I don't know if this story made any of the electronic U.S. media. I watch a lot of cable news when I'm home during the day, and I never heard the word "Kenya" mentioned once in the past week. I DID hear a lot about the suburban Chicago cop and his missing wife--a fascinating story, to be sure, but one that has few if any global ramifications. Of all the criticisms leveled against the American media, especially the kind we watch instead of read, one of the most legit is the one that involves it's total lack of interest in the world around us. There are things we need to know internationally that aren't quite as sexy or easy to report as the one about this-week's-missing-hot-blond, but they need to be reported, nonetheless.
Pakistan is a huge story for obvious reasons--a nation with nukes and an unstable government that could fall into the hands of Taliban and Al Qaida sympathizers. Oh yeah, did I mention that Osama Bin Laden might be living in a cave there, too?

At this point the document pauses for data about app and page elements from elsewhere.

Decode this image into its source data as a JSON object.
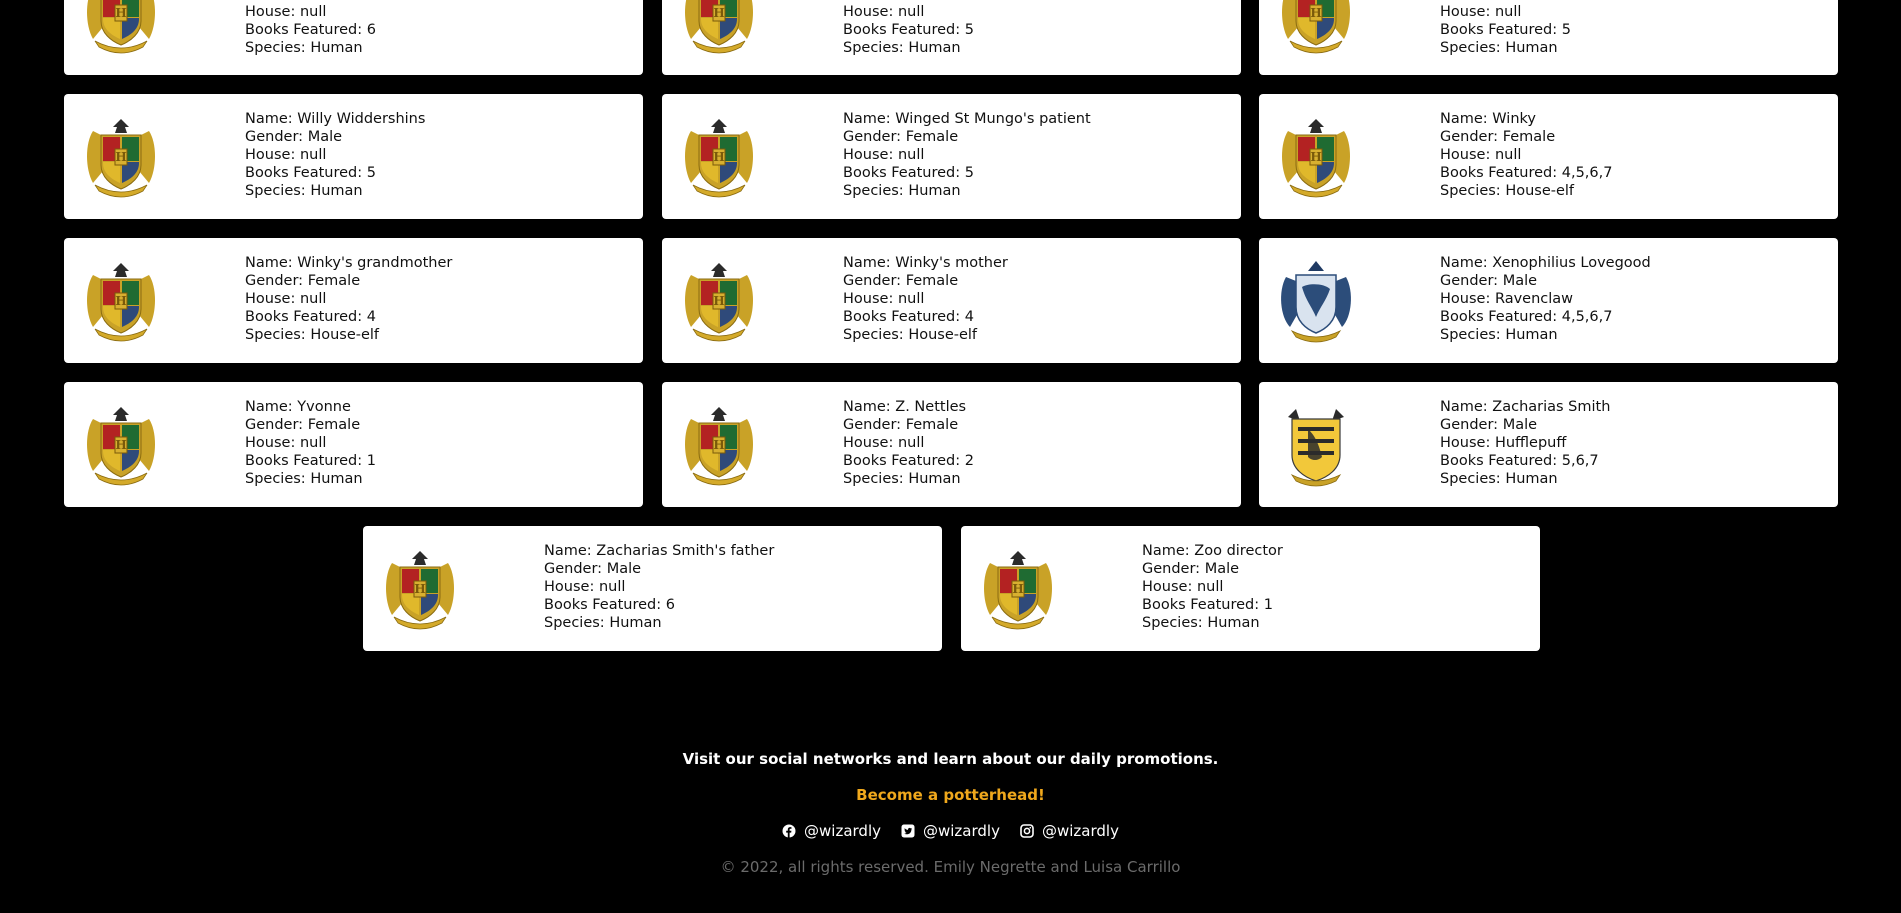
{
  "cards": [
    {
      "name": "",
      "gender": "",
      "house": "null",
      "books": "6",
      "species": "Human",
      "crest": "hogwarts",
      "cut": true
    },
    {
      "name": "",
      "gender": "",
      "house": "null",
      "books": "5",
      "species": "Human",
      "crest": "hogwarts",
      "cut": true
    },
    {
      "name": "",
      "gender": "",
      "house": "null",
      "books": "5",
      "species": "Human",
      "crest": "hogwarts",
      "cut": true
    },
    {
      "name": "Willy Widdershins",
      "gender": "Male",
      "house": "null",
      "books": "5",
      "species": "Human",
      "crest": "hogwarts"
    },
    {
      "name": "Winged St Mungo's patient",
      "gender": "Female",
      "house": "null",
      "books": "5",
      "species": "Human",
      "crest": "hogwarts"
    },
    {
      "name": "Winky",
      "gender": "Female",
      "house": "null",
      "books": "4,5,6,7",
      "species": "House-elf",
      "crest": "hogwarts"
    },
    {
      "name": "Winky's grandmother",
      "gender": "Female",
      "house": "null",
      "books": "4",
      "species": "House-elf",
      "crest": "hogwarts"
    },
    {
      "name": "Winky's mother",
      "gender": "Female",
      "house": "null",
      "books": "4",
      "species": "House-elf",
      "crest": "hogwarts"
    },
    {
      "name": "Xenophilius Lovegood",
      "gender": "Male",
      "house": "Ravenclaw",
      "books": "4,5,6,7",
      "species": "Human",
      "crest": "ravenclaw"
    },
    {
      "name": "Yvonne",
      "gender": "Female",
      "house": "null",
      "books": "1",
      "species": "Human",
      "crest": "hogwarts"
    },
    {
      "name": "Z. Nettles",
      "gender": "Female",
      "house": "null",
      "books": "2",
      "species": "Human",
      "crest": "hogwarts"
    },
    {
      "name": "Zacharias Smith",
      "gender": "Male",
      "house": "Hufflepuff",
      "books": "5,6,7",
      "species": "Human",
      "crest": "hufflepuff"
    },
    {
      "name": "Zacharias Smith's father",
      "gender": "Male",
      "house": "null",
      "books": "6",
      "species": "Human",
      "crest": "hogwarts"
    },
    {
      "name": "Zoo director",
      "gender": "Male",
      "house": "null",
      "books": "1",
      "species": "Human",
      "crest": "hogwarts"
    }
  ],
  "labels": {
    "name": "Name: ",
    "gender": "Gender: ",
    "house": "House: ",
    "books": "Books Featured: ",
    "species": "Species: "
  },
  "footer": {
    "promo": "Visit our social networks and learn about our daily promotions.",
    "cta": "Become a potterhead!",
    "socials": [
      {
        "icon": "facebook-icon",
        "handle": "@wizardly"
      },
      {
        "icon": "twitter-icon",
        "handle": "@wizardly"
      },
      {
        "icon": "instagram-icon",
        "handle": "@wizardly"
      }
    ],
    "copyright": "© 2022, all rights reserved. Emily Negrette and Luisa Carrillo"
  }
}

Kenya doesn't have quite that many news pegs, but it IS a major African democracy with an embattled administration and internal jihadist pressures. It's another country where the U.S. is again being decried as the devil incarnate for backing a sitting president--a leader who, after this weekend, might be the wrong horse in still another international race. In a cable news world that runs hot 24 hours a day, seven days a week, you'd think there'd be room for at least a passing mention. Instead, we get breathy updates about a missing American tourist in Aruba. Or live copter coverage when Britney Spears takes a drive to Starbucks.
2008 looms, and with it the Iowa caucuses, the presidential primary season, and eventually, an election. It will also be the year of the Beijing Olympics. Let's make ourselves a promise to learn some more about the world around us in the months ahead so that the next time we hear about Kenya, it isn't during the Parade of Nations as the Summer Games begin.